TASK BRIEF ▸
All entries must be given again in full, exactly as they were supplied.

.....

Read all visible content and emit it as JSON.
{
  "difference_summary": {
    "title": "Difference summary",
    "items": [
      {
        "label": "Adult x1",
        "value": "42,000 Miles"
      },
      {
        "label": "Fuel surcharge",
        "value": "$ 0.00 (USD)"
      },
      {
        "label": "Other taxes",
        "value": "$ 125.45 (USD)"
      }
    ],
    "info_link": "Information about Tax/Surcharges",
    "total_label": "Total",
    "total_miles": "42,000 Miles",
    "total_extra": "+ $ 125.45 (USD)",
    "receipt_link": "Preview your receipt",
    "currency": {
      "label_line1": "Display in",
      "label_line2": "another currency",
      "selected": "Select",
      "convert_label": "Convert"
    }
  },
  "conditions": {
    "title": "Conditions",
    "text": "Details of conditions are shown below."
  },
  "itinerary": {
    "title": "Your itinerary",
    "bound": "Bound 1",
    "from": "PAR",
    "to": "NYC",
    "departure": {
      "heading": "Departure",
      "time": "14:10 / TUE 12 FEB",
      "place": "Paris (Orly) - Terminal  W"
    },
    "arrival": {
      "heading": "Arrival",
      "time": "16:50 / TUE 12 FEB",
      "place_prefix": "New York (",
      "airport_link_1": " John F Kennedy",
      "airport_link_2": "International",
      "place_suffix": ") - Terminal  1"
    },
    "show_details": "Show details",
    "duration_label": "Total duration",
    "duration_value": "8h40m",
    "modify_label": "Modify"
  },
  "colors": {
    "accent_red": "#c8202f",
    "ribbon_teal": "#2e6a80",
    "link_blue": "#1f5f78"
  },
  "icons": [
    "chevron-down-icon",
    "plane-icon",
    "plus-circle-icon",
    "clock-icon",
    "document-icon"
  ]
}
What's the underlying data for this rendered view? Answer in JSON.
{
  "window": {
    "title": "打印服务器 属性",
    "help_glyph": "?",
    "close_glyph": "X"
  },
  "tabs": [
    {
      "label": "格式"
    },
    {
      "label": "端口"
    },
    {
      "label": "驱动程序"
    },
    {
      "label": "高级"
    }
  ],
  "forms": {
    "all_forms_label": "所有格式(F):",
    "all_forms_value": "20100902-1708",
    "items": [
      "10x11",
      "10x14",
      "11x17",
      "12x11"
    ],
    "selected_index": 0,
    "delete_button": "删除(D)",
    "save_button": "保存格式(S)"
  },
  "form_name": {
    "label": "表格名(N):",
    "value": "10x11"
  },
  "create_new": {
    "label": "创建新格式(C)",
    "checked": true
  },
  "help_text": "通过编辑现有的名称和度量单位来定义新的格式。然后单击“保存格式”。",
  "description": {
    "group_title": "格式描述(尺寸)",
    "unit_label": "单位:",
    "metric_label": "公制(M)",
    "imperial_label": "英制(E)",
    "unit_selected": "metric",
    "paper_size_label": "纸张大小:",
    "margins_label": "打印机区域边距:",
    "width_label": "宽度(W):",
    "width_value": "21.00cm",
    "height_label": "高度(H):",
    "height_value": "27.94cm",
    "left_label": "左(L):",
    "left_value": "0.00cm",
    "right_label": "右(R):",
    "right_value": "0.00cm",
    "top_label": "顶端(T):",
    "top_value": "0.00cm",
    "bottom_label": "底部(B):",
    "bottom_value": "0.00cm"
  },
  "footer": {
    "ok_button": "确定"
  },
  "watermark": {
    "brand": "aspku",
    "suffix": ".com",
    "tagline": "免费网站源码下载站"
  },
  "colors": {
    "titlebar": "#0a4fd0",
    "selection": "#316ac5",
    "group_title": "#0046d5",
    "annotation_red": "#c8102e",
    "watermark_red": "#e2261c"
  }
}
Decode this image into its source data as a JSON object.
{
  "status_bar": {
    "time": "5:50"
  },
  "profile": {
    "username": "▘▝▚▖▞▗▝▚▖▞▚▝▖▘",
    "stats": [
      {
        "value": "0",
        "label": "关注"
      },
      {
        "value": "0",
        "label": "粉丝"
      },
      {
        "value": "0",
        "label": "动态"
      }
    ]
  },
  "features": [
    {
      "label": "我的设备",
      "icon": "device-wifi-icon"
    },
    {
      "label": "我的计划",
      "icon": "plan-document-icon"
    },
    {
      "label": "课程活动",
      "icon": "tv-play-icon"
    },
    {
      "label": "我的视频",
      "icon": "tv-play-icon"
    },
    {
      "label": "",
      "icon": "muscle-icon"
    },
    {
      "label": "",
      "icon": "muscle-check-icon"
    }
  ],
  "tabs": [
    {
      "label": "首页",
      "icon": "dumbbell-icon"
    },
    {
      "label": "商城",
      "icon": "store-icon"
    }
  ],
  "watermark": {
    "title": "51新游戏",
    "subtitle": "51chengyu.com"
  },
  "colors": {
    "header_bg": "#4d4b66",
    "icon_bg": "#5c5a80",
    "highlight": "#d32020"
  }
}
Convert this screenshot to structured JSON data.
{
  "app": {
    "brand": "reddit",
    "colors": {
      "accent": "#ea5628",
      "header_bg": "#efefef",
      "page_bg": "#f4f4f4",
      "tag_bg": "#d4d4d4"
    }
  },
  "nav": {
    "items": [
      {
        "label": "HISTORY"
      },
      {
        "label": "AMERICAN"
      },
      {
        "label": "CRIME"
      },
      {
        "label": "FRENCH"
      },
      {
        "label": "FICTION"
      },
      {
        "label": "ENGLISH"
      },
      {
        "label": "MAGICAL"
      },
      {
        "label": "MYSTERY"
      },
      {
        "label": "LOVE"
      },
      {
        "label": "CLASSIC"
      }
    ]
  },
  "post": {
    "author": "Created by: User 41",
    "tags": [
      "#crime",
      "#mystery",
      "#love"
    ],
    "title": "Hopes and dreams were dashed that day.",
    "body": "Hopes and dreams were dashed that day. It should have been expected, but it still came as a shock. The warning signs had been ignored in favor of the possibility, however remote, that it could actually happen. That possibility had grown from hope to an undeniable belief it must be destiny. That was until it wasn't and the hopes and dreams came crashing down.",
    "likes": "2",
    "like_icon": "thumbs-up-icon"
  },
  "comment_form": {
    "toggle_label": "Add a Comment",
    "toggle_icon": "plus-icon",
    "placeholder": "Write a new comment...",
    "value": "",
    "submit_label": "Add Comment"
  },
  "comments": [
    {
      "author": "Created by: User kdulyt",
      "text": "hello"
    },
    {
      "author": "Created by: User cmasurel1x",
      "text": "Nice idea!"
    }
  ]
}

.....

ANSWER TO THIS PROBLEM ▸
Read all visible content and emit it as JSON.
{
  "difference_summary": {
    "title": "Difference summary",
    "items": [
      {
        "label": "Adult x1",
        "value": "42,000 Miles"
      },
      {
        "label": "Fuel surcharge",
        "value": "$ 0.00 (USD)"
      },
      {
        "label": "Other taxes",
        "value": "$ 125.45 (USD)"
      }
    ],
    "info_link": "Information about Tax/Surcharges",
    "total_label": "Total",
    "total_miles": "42,000 Miles",
    "total_extra": "+ $ 125.45 (USD)",
    "receipt_link": "Preview your receipt",
    "currency": {
      "label_line1": "Display in",
      "label_line2": "another currency",
      "selected": "Select",
      "convert_label": "Convert"
    }
  },
  "conditions": {
    "title": "Conditions",
    "text": "Details of conditions are shown below."
  },
  "itinerary": {
    "title": "Your itinerary",
    "bound": "Bound 1",
    "from": "PAR",
    "to": "NYC",
    "departure": {
      "heading": "Departure",
      "time": "14:10 / TUE 12 FEB",
      "place": "Paris (Orly) - Terminal  W"
    },
    "arrival": {
      "heading": "Arrival",
      "time": "16:50 / TUE 12 FEB",
      "place_prefix": "New York (",
      "airport_link_1": " John F Kennedy",
      "airport_link_2": "International",
      "place_suffix": ") - Terminal  1"
    },
    "show_details": "Show details",
    "duration_label": "Total duration",
    "duration_value": "8h40m",
    "modify_label": "Modify"
  },
  "colors": {
    "accent_red": "#c8202f",
    "ribbon_teal": "#2e6a80",
    "link_blue": "#1f5f78"
  },
  "icons": [
    "chevron-down-icon",
    "plane-icon",
    "plus-circle-icon",
    "clock-icon",
    "document-icon"
  ]
}
What's the underlying data for this rendered view? Answer in JSON.
{
  "window": {
    "title": "打印服务器 属性",
    "help_glyph": "?",
    "close_glyph": "X"
  },
  "tabs": [
    {
      "label": "格式"
    },
    {
      "label": "端口"
    },
    {
      "label": "驱动程序"
    },
    {
      "label": "高级"
    }
  ],
  "forms": {
    "all_forms_label": "所有格式(F):",
    "all_forms_value": "20100902-1708",
    "items": [
      "10x11",
      "10x14",
      "11x17",
      "12x11"
    ],
    "selected_index": 0,
    "delete_button": "删除(D)",
    "save_button": "保存格式(S)"
  },
  "form_name": {
    "label": "表格名(N):",
    "value": "10x11"
  },
  "create_new": {
    "label": "创建新格式(C)",
    "checked": true
  },
  "help_text": "通过编辑现有的名称和度量单位来定义新的格式。然后单击“保存格式”。",
  "description": {
    "group_title": "格式描述(尺寸)",
    "unit_label": "单位:",
    "metric_label": "公制(M)",
    "imperial_label": "英制(E)",
    "unit_selected": "metric",
    "paper_size_label": "纸张大小:",
    "margins_label": "打印机区域边距:",
    "width_label": "宽度(W):",
    "width_value": "21.00cm",
    "height_label": "高度(H):",
    "height_value": "27.94cm",
    "left_label": "左(L):",
    "left_value": "0.00cm",
    "right_label": "右(R):",
    "right_value": "0.00cm",
    "top_label": "顶端(T):",
    "top_value": "0.00cm",
    "bottom_label": "底部(B):",
    "bottom_value": "0.00cm"
  },
  "footer": {
    "ok_button": "确定"
  },
  "watermark": {
    "brand": "aspku",
    "suffix": ".com",
    "tagline": "免费网站源码下载站"
  },
  "colors": {
    "titlebar": "#0a4fd0",
    "selection": "#316ac5",
    "group_title": "#0046d5",
    "annotation_red": "#c8102e",
    "watermark_red": "#e2261c"
  }
}
Decode this image into its source data as a JSON object.
{
  "status_bar": {
    "time": "5:50"
  },
  "profile": {
    "username": "▘▝▚▖▞▗▝▚▖▞▚▝▖▘",
    "stats": [
      {
        "value": "0",
        "label": "关注"
      },
      {
        "value": "0",
        "label": "粉丝"
      },
      {
        "value": "0",
        "label": "动态"
      }
    ]
  },
  "features": [
    {
      "label": "我的设备",
      "icon": "device-wifi-icon"
    },
    {
      "label": "我的计划",
      "icon": "plan-document-icon"
    },
    {
      "label": "课程活动",
      "icon": "tv-play-icon"
    },
    {
      "label": "我的视频",
      "icon": "tv-play-icon"
    },
    {
      "label": "",
      "icon": "muscle-icon"
    },
    {
      "label": "",
      "icon": "muscle-check-icon"
    }
  ],
  "tabs": [
    {
      "label": "首页",
      "icon": "dumbbell-icon"
    },
    {
      "label": "商城",
      "icon": "store-icon"
    }
  ],
  "watermark": {
    "title": "51新游戏",
    "subtitle": "51chengyu.com"
  },
  "colors": {
    "header_bg": "#4d4b66",
    "icon_bg": "#5c5a80",
    "highlight": "#d32020"
  }
}
Convert this screenshot to structured JSON data.
{
  "app": {
    "brand": "reddit",
    "colors": {
      "accent": "#ea5628",
      "header_bg": "#efefef",
      "page_bg": "#f4f4f4",
      "tag_bg": "#d4d4d4"
    }
  },
  "nav": {
    "items": [
      {
        "label": "HISTORY"
      },
      {
        "label": "AMERICAN"
      },
      {
        "label": "CRIME"
      },
      {
        "label": "FRENCH"
      },
      {
        "label": "FICTION"
      },
      {
        "label": "ENGLISH"
      },
      {
        "label": "MAGICAL"
      },
      {
        "label": "MYSTERY"
      },
      {
        "label": "LOVE"
      },
      {
        "label": "CLASSIC"
      }
    ]
  },
  "post": {
    "author": "Created by: User 41",
    "tags": [
      "#crime",
      "#mystery",
      "#love"
    ],
    "title": "Hopes and dreams were dashed that day.",
    "body": "Hopes and dreams were dashed that day. It should have been expected, but it still came as a shock. The warning signs had been ignored in favor of the possibility, however remote, that it could actually happen. That possibility had grown from hope to an undeniable belief it must be destiny. That was until it wasn't and the hopes and dreams came crashing down.",
    "likes": "2",
    "like_icon": "thumbs-up-icon"
  },
  "comment_form": {
    "toggle_label": "Add a Comment",
    "toggle_icon": "plus-icon",
    "placeholder": "Write a new comment...",
    "value": "",
    "submit_label": "Add Comment"
  },
  "comments": [
    {
      "author": "Created by: User kdulyt",
      "text": "hello"
    },
    {
      "author": "Created by: User cmasurel1x",
      "text": "Nice idea!"
    }
  ]
}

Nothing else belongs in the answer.